Competing apocalyptic visions: an insight into my project

This recent exchange in The Guardian between Paul Kingsnorth and George Monbiot raises many of the issues I would like to deal with in my PhD research: what is a faithful Christian response to impending civilisational decline? What role might nightmarish apocalyptic visions play in Christian moral reasoning on these matters?

I am still trying to clarify the scope and focus of my main question, though these are some sub-themes within it. At the moment, I am playing with a descriptive subtitle along the lines of "Christian moral reasoning in the predicament of social decline". I will explain what I mean by "predicament" (and how it is different from a problem) in a future post.

6 comments:

Ben Myers said...

Sounds good!

gbroughto said...

I'm assuming the moral reasoning will incorporate some aspect / suggestions for faithful living / public discipleship etc.???

byron smith said...

Geoff, that is precisely what I'm currently trying to work out - i.e. just where the focus ought to be.

nate kerr said...

Byron:

I might suggest that you spend some time watching and thinking through the TV series Millenium (Chris Carter's three-season follow-up to X-Files). Two lines from that series, which emerge in the second and third seasons, respectively, resonate with what I hear you working towards:

The first: "We are heading toward an apocalypse of our own making" --the watchphrase of the "Millenium Group" that the main character, Frank Black, has been co-opted into.

The second: "We are all shepherds" -- spoken in a moment of "scattering" by Jordan Black, the young daughter of Frank Black, when confronted with the final imminent apocalyptic event brought on, in part, by the Millenium Group.

Millenium and the music of the Pixies (yes, Chris Carter named the character Frank Black after the Pixies lead singer, Black Francis/Frank Black) were constant companions of mine as I completed Christ, History and Apocalyptic.
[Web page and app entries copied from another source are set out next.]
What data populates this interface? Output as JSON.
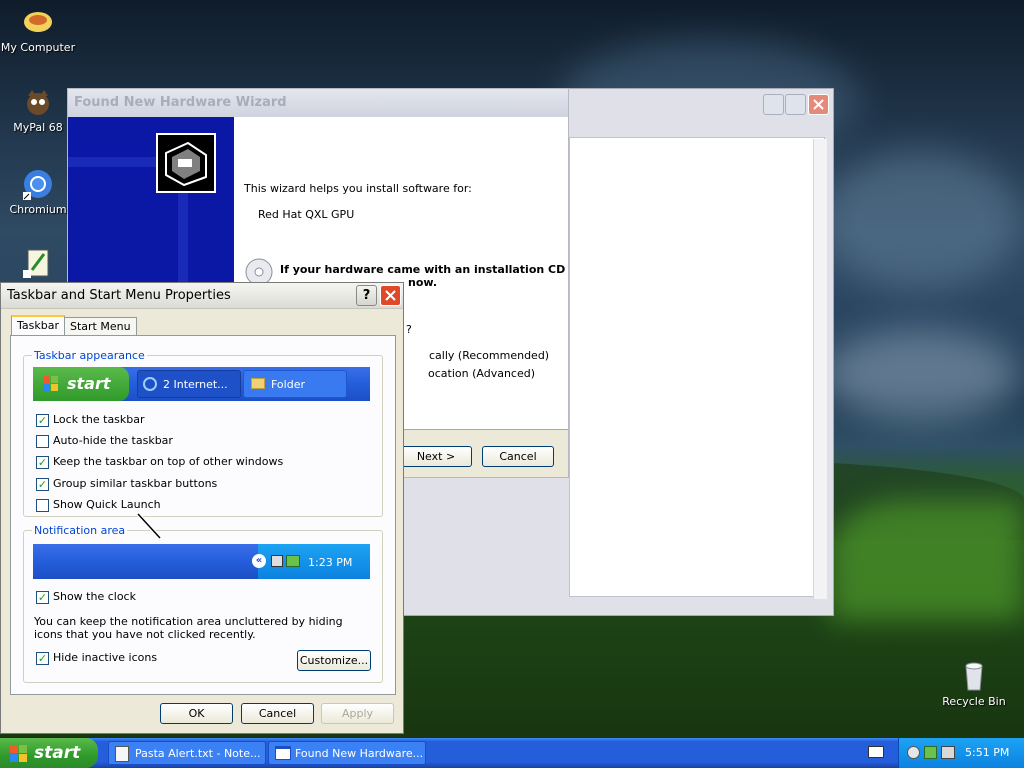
{
  "desktop": {
    "icons": [
      {
        "label": "My Computer",
        "icon": "my-computer-icon"
      },
      {
        "label": "MyPal 68",
        "icon": "mypal-icon"
      },
      {
        "label": "Chromium",
        "icon": "chromium-icon"
      },
      {
        "label": "",
        "icon": "notepadpp-icon"
      },
      {
        "label": "Recycle Bin",
        "icon": "recycle-bin-icon"
      }
    ]
  },
  "wizard": {
    "title": "Found New Hardware Wizard",
    "intro": "This wizard helps you install software for:",
    "device": "Red Hat QXL GPU",
    "cd_line1": "If your hardware came with an installation CD",
    "cd_line2": "now.",
    "question_fragment": "?",
    "option1_fragment": "cally (Recommended)",
    "option2_fragment": "ocation (Advanced)",
    "next_label": "Next >",
    "cancel_label": "Cancel"
  },
  "taskbar_props": {
    "title": "Taskbar and Start Menu Properties",
    "tabs": [
      "Taskbar",
      "Start Menu"
    ],
    "appearance_label": "Taskbar appearance",
    "preview": {
      "start_label": "start",
      "item1": "2 Internet...",
      "item2": "Folder"
    },
    "options": [
      {
        "label": "Lock the taskbar",
        "checked": true
      },
      {
        "label": "Auto-hide the taskbar",
        "checked": false
      },
      {
        "label": "Keep the taskbar on top of other windows",
        "checked": true
      },
      {
        "label": "Group similar taskbar buttons",
        "checked": true
      },
      {
        "label": "Show Quick Launch",
        "checked": false
      }
    ],
    "notification_label": "Notification area",
    "notif_preview_time": "1:23 PM",
    "show_clock": {
      "label": "Show the clock",
      "checked": true
    },
    "info_text": "You can keep the notification area uncluttered by hiding icons that you have not clicked recently.",
    "hide_inactive": {
      "label": "Hide inactive icons",
      "checked": true
    },
    "customize_label": "Customize...",
    "ok_label": "OK",
    "cancel_label": "Cancel",
    "apply_label": "Apply"
  },
  "taskbar": {
    "start_label": "start",
    "tasks": [
      {
        "label": "Pasta Alert.txt - Note...",
        "icon": "notepad-icon"
      },
      {
        "label": "Found New Hardware...",
        "icon": "wizard-window-icon"
      }
    ],
    "clock": "5:51 PM"
  },
  "colors": {
    "xp_blue": "#245edb",
    "start_green": "#2f9a2b",
    "group_label_blue": "#0046d5",
    "close_red": "#e0482a"
  }
}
I have no doubt that they would both stimulate your thinking and imagination as this project of yours takes shape.

byron smith said...

Nate, thanks for the tip!
And I know that I need to read your book. ;-)
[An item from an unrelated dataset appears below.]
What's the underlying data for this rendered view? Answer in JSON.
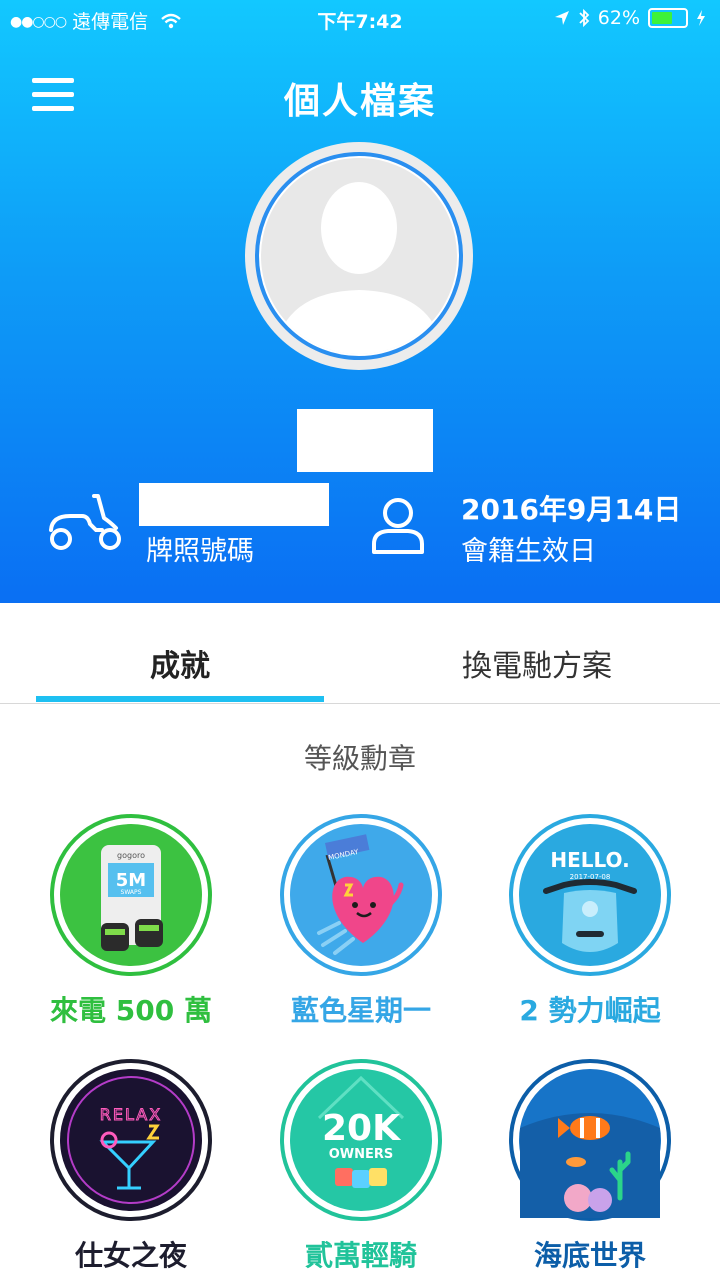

nate kerr said...

Byron:

If you ever have to choose between the two, always opt for Chris Carter (and especially Millenium) over anything that I might write! ;-)

In fact, I had convinced myself by the third season that Carter had to have read Yoder -- the way I was seeing hints of a Yoderian-like diasporic peoplehood emerging from the ruins!